■ What to produce: Omit the images. Restate all of the records word for word.

═════ Stored data

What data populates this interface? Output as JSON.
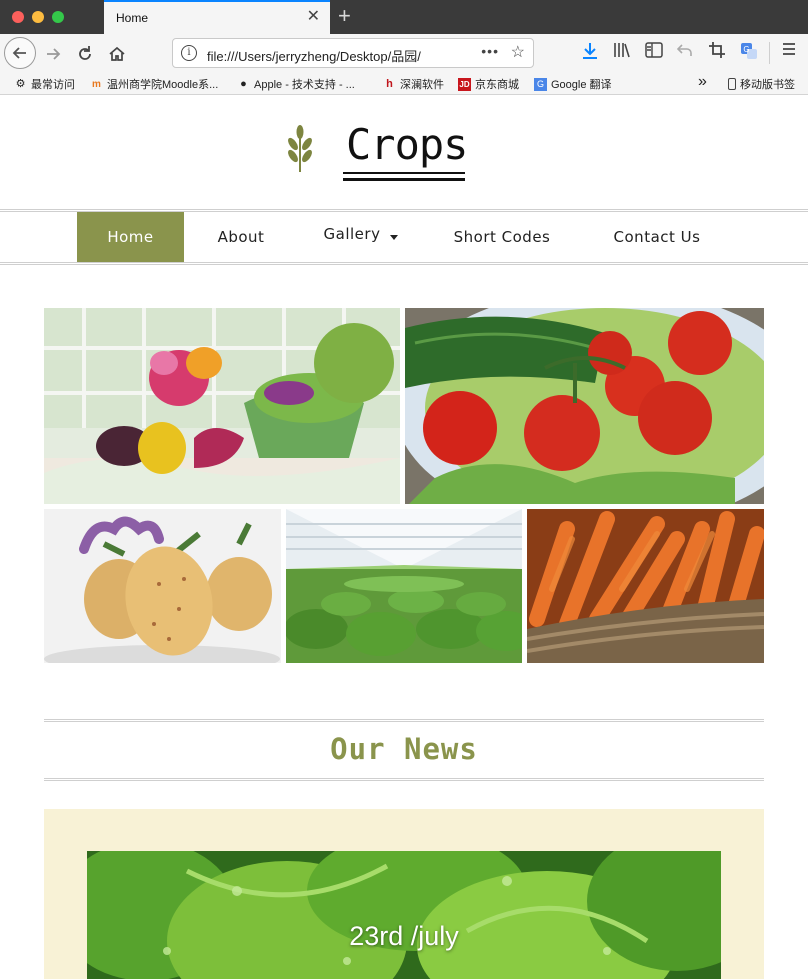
{
  "browser": {
    "tab_title": "Home",
    "url": "file:///Users/jerryzheng/Desktop/品园/",
    "bookmarks": [
      {
        "label": "最常访问",
        "icon": "gear-icon"
      },
      {
        "label": "温州商学院Moodle系...",
        "icon": "moodle-icon"
      },
      {
        "label": "Apple - 技术支持 - ...",
        "icon": "apple-icon"
      },
      {
        "label": "深澜软件",
        "icon": "srun-icon"
      },
      {
        "label": "京东商城",
        "icon": "jd-icon"
      },
      {
        "label": "Google 翻译",
        "icon": "google-translate-icon"
      }
    ],
    "overflow_label": "»",
    "mobile_bookmarks": "移动版书签"
  },
  "site": {
    "logo_text": "Crops",
    "menu": [
      {
        "label": "Home",
        "active": true
      },
      {
        "label": "About",
        "active": false
      },
      {
        "label": "Gallery",
        "active": false,
        "dropdown": true
      },
      {
        "label": "Short Codes",
        "active": false
      },
      {
        "label": "Contact Us",
        "active": false
      }
    ],
    "gallery": [
      {
        "subject": "vegetables-on-table"
      },
      {
        "subject": "tomatoes-cucumber-bowl"
      },
      {
        "subject": "potatoes"
      },
      {
        "subject": "greenhouse-lettuce"
      },
      {
        "subject": "carrots-basket"
      }
    ],
    "news_title": "Our News",
    "news_date": "23rd /july"
  },
  "colors": {
    "accent": "#8a944c",
    "news_bg": "#f8f2d6",
    "tab_active": "#0a84ff"
  }
}
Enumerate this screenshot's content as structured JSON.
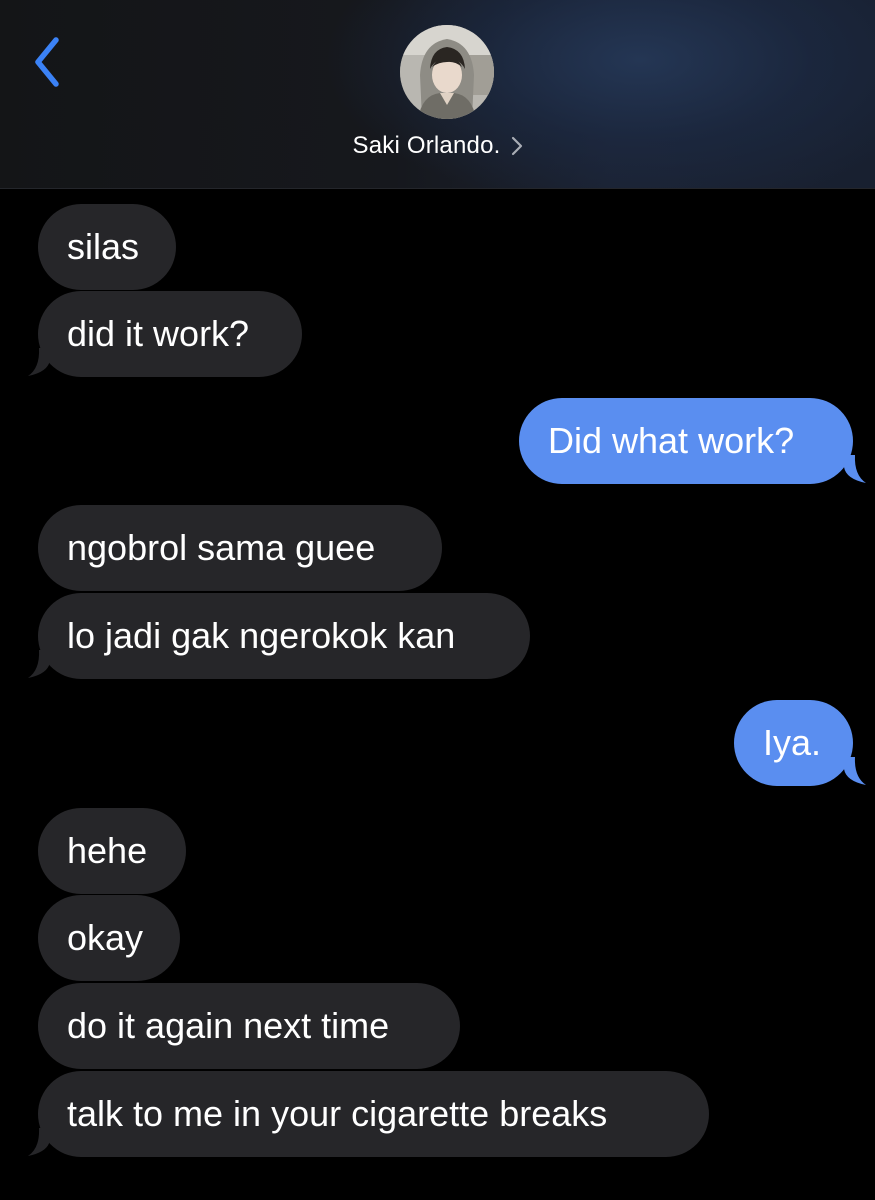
{
  "header": {
    "back_icon": "chevron-left-icon",
    "contact_name": "Saki Orlando.",
    "contact_chevron_icon": "chevron-right-icon",
    "accent_color": "#3b82f6"
  },
  "colors": {
    "incoming_bubble": "#262629",
    "outgoing_bubble": "#5a8ef0",
    "background": "#000000"
  },
  "messages": [
    {
      "direction": "incoming",
      "text": "silas"
    },
    {
      "direction": "incoming",
      "text": "did it work?"
    },
    {
      "direction": "outgoing",
      "text": "Did what work?"
    },
    {
      "direction": "incoming",
      "text": "ngobrol sama guee"
    },
    {
      "direction": "incoming",
      "text": "lo jadi gak ngerokok kan"
    },
    {
      "direction": "outgoing",
      "text": "Iya."
    },
    {
      "direction": "incoming",
      "text": "hehe"
    },
    {
      "direction": "incoming",
      "text": "okay"
    },
    {
      "direction": "incoming",
      "text": "do it again next time"
    },
    {
      "direction": "incoming",
      "text": "talk to me in your cigarette breaks"
    }
  ]
}
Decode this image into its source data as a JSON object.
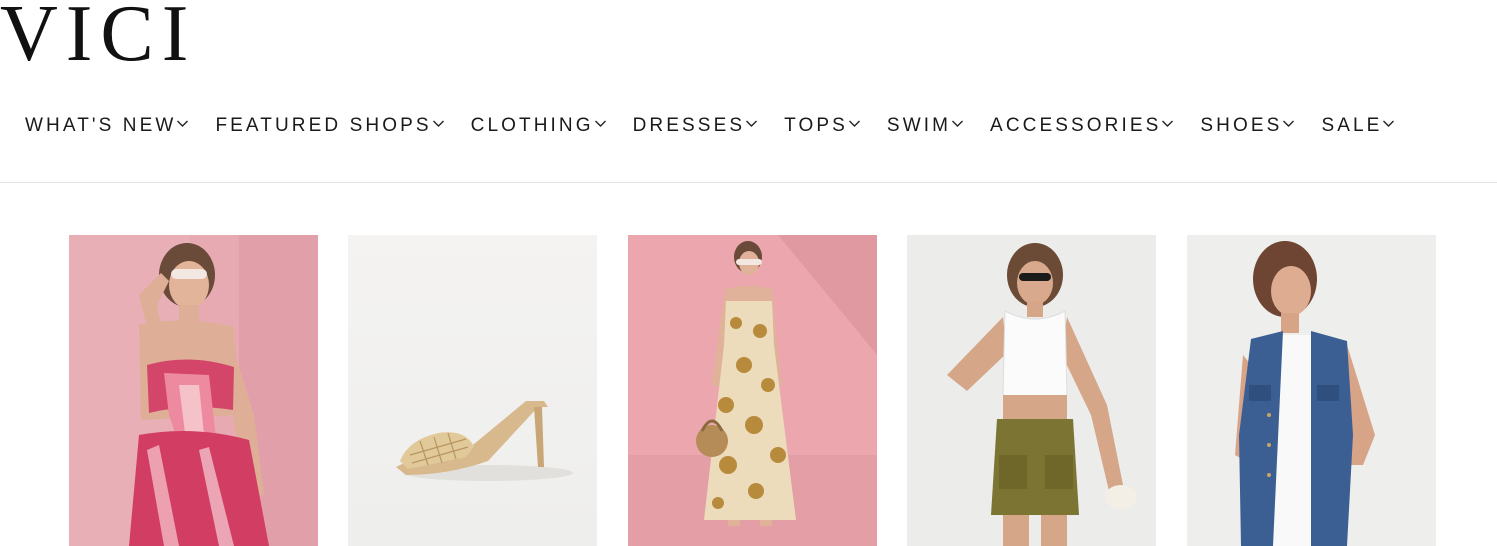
{
  "brand": {
    "logo_text": "VICI"
  },
  "nav": {
    "items": [
      {
        "label": "WHAT'S NEW"
      },
      {
        "label": "FEATURED SHOPS"
      },
      {
        "label": "CLOTHING"
      },
      {
        "label": "DRESSES"
      },
      {
        "label": "TOPS"
      },
      {
        "label": "SWIM"
      },
      {
        "label": "ACCESSORIES"
      },
      {
        "label": "SHOES"
      },
      {
        "label": "SALE"
      }
    ],
    "dropdown_icon": "chevron-down-icon"
  },
  "products": [
    {
      "image": "model-pink-tie-dye-two-piece",
      "background": "#e9aeb4"
    },
    {
      "image": "woven-heeled-mule",
      "background": "#f2f1ef"
    },
    {
      "image": "model-floral-maxi-dress",
      "background": "#eaa9ae"
    },
    {
      "image": "model-white-crop-top-olive-skort",
      "background": "#ededec"
    },
    {
      "image": "model-denim-vest",
      "background": "#eeeeed"
    }
  ]
}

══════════

■ Answer to this task:
What data populates this interface? Output as JSON.
{
  "browser": {
    "tab_title": "Home",
    "url": "file:///Users/jerryzheng/Desktop/品园/",
    "bookmarks": [
      {
        "label": "最常访问",
        "icon": "gear-icon"
      },
      {
        "label": "温州商学院Moodle系...",
        "icon": "moodle-icon"
      },
      {
        "label": "Apple - 技术支持 - ...",
        "icon": "apple-icon"
      },
      {
        "label": "深澜软件",
        "icon": "srun-icon"
      },
      {
        "label": "京东商城",
        "icon": "jd-icon"
      },
      {
        "label": "Google 翻译",
        "icon": "google-translate-icon"
      }
    ],
    "overflow_label": "»",
    "mobile_bookmarks": "移动版书签"
  },
  "site": {
    "logo_text": "Crops",
    "menu": [
      {
        "label": "Home",
        "active": true
      },
      {
        "label": "About",
        "active": false
      },
      {
        "label": "Gallery",
        "active": false,
        "dropdown": true
      },
      {
        "label": "Short Codes",
        "active": false
      },
      {
        "label": "Contact Us",
        "active": false
      }
    ],
    "gallery": [
      {
        "subject": "vegetables-on-table"
      },
      {
        "subject": "tomatoes-cucumber-bowl"
      },
      {
        "subject": "potatoes"
      },
      {
        "subject": "greenhouse-lettuce"
      },
      {
        "subject": "carrots-basket"
      }
    ],
    "news_title": "Our News",
    "news_date": "23rd /july"
  },
  "colors": {
    "accent": "#8a944c",
    "news_bg": "#f8f2d6",
    "tab_active": "#0a84ff"
  }
}
Enumerate this screenshot's content as structured JSON.
{
  "header": {
    "back_icon": "chevron-left-icon",
    "contact_name": "Saki Orlando.",
    "contact_chevron_icon": "chevron-right-icon",
    "accent_color": "#3b82f6"
  },
  "colors": {
    "incoming_bubble": "#262629",
    "outgoing_bubble": "#5a8ef0",
    "background": "#000000"
  },
  "messages": [
    {
      "direction": "incoming",
      "text": "silas"
    },
    {
      "direction": "incoming",
      "text": "did it work?"
    },
    {
      "direction": "outgoing",
      "text": "Did what work?"
    },
    {
      "direction": "incoming",
      "text": "ngobrol sama guee"
    },
    {
      "direction": "incoming",
      "text": "lo jadi gak ngerokok kan"
    },
    {
      "direction": "outgoing",
      "text": "Iya."
    },
    {
      "direction": "incoming",
      "text": "hehe"
    },
    {
      "direction": "incoming",
      "text": "okay"
    },
    {
      "direction": "incoming",
      "text": "do it again next time"
    },
    {
      "direction": "incoming",
      "text": "talk to me in your cigarette breaks"
    }
  ]
}
Decode this image into its source data as a JSON object.
{
  "brand": {
    "logo_text": "VICI"
  },
  "nav": {
    "items": [
      {
        "label": "WHAT'S NEW"
      },
      {
        "label": "FEATURED SHOPS"
      },
      {
        "label": "CLOTHING"
      },
      {
        "label": "DRESSES"
      },
      {
        "label": "TOPS"
      },
      {
        "label": "SWIM"
      },
      {
        "label": "ACCESSORIES"
      },
      {
        "label": "SHOES"
      },
      {
        "label": "SALE"
      }
    ],
    "dropdown_icon": "chevron-down-icon"
  },
  "products": [
    {
      "image": "model-pink-tie-dye-two-piece",
      "background": "#e9aeb4"
    },
    {
      "image": "woven-heeled-mule",
      "background": "#f2f1ef"
    },
    {
      "image": "model-floral-maxi-dress",
      "background": "#eaa9ae"
    },
    {
      "image": "model-white-crop-top-olive-skort",
      "background": "#ededec"
    },
    {
      "image": "model-denim-vest",
      "background": "#eeeeed"
    }
  ]
}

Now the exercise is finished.